“I’ve been working with Fred for three years, ever since we were in middle school at Paul Knox,” Flippo said. “He is amazing and always brightens my day. It’s great how Fred has developed over the years and how he has this great personality.”
Held at Midland Valley High School on Friday, the Special Olympics welcomed the participation of more than 900 special athletes, both children and adults, from Aiken, Edgefield and Saluda counties. Hundreds of volunteers served as buddies and in many other capacities.
Carmen Downs, an Aiken County School District special education coordinator, previously participated in the Olympic Games as a teacher and, later, as a school-based coordinator at Clearwater Elementary School.
Downs wasn’t assigned to attend the event, but had no intention of missing it.
“I’m seeing a lot of kids I taught, 20 or 30 years ago,” she said. “I’m seeing regular-ed students who were in elementary school and are now in high school serving as buddies. It’s just exciting and motivating, just a beautiful day to be here with the kids.”
The Special Olympics began as a single event in Chicago in the late 1960s. Eunice Kennedy Shriver, sister of the late president, John F. Kennedy, helped fund it, and the Special Olympics now is held throughout the world.
The Games in Aiken started about 35 years ago and continues to grow, modeled after the traditional Olympics. Athletes, buddies, teachers and others participated in the Parade of Schools, cheered on by others in the stands in the football stadium. An enthusiastic contingent from Silver Bluff High School – including some energetic tumblers – marched into the stadium proudly. The school was recognized for having the most spirit.
Children ages 2 to 7 and older athletes participated in a variety of activities provided by the Aiken Woman’s Club and other groups, including high school volunteers. Bridgestone also coordinated sports programs for the smaller kids.

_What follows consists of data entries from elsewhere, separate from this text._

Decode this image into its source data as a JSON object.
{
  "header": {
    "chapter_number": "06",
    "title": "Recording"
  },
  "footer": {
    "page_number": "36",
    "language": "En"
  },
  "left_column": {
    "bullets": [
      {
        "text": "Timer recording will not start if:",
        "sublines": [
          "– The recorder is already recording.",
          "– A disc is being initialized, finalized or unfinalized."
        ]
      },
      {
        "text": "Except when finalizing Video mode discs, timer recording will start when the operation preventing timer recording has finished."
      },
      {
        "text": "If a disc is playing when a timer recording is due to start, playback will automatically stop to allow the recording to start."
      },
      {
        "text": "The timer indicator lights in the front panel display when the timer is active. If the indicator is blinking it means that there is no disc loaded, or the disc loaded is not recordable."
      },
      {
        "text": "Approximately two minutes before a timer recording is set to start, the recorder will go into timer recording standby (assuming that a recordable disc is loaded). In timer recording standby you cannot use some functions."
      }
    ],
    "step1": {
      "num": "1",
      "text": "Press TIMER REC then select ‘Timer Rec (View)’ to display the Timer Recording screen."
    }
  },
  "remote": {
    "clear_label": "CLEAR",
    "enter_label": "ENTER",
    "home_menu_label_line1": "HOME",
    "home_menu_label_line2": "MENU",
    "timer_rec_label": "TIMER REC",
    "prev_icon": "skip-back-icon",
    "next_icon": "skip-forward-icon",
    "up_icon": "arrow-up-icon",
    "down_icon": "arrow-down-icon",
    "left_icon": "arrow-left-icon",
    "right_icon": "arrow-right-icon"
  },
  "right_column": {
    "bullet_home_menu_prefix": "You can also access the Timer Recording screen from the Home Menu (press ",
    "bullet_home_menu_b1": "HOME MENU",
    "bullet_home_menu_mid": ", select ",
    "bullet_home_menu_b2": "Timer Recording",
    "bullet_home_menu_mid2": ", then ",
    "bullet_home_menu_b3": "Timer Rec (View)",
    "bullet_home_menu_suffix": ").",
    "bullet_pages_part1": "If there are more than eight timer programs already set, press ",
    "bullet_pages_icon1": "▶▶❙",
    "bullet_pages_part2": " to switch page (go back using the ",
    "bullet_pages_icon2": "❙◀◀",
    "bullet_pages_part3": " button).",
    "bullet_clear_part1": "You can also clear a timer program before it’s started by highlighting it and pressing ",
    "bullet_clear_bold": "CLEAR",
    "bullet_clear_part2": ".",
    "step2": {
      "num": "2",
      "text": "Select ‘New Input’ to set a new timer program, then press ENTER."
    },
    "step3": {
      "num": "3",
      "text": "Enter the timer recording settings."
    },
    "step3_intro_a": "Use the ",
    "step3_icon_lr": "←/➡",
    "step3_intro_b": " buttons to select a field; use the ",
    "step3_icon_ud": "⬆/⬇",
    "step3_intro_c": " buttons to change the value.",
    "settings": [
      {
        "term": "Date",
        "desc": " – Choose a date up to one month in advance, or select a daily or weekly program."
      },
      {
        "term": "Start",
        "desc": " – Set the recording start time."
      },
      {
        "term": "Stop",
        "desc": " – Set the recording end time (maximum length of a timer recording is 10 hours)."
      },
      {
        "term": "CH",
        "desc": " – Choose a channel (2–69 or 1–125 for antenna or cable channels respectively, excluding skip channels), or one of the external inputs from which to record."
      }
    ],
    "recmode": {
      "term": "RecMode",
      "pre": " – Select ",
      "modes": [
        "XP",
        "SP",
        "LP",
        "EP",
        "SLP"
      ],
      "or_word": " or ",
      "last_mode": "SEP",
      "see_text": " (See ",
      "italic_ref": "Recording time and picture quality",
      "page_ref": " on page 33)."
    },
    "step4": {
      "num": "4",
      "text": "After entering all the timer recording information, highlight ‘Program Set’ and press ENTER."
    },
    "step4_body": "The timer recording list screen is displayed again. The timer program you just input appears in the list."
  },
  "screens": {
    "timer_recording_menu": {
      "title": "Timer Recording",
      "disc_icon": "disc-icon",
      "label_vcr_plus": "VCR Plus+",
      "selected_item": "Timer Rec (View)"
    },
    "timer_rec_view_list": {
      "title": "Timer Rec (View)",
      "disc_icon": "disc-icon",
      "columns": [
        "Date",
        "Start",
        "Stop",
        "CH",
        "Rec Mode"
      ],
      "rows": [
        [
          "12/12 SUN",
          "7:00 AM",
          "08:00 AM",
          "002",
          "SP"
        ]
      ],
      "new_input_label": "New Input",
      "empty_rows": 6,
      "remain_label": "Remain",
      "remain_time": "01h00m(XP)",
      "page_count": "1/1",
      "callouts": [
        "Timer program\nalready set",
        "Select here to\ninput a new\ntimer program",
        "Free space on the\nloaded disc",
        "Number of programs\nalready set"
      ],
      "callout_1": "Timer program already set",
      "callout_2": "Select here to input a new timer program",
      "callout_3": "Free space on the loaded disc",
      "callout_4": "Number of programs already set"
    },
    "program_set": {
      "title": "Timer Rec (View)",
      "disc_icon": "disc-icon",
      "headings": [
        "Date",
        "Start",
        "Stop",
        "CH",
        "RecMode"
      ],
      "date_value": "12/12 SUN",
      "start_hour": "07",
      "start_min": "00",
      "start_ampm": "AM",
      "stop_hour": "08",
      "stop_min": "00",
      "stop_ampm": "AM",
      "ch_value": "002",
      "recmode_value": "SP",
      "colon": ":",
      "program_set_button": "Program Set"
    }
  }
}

Denise Hanson, a Bridgestone staffer, helped out for the second time.
“I had a really good time last year,” she said. “It’s fun to see the kids smile and how excited they get playing games.”
Aiken Sheriff’s Office deputy Bill Tucker said he enjoyed helping kids throughout the morning. Another deputy, Angela Craig, ran with adult special athlete Jessica Glass on a portion of the traditional Torch Run.
“It’s a great opportunity,” she said. “It’s amazing what they can do.”
Tri-Development was joined by the three county school districts in support of the Special Olympics.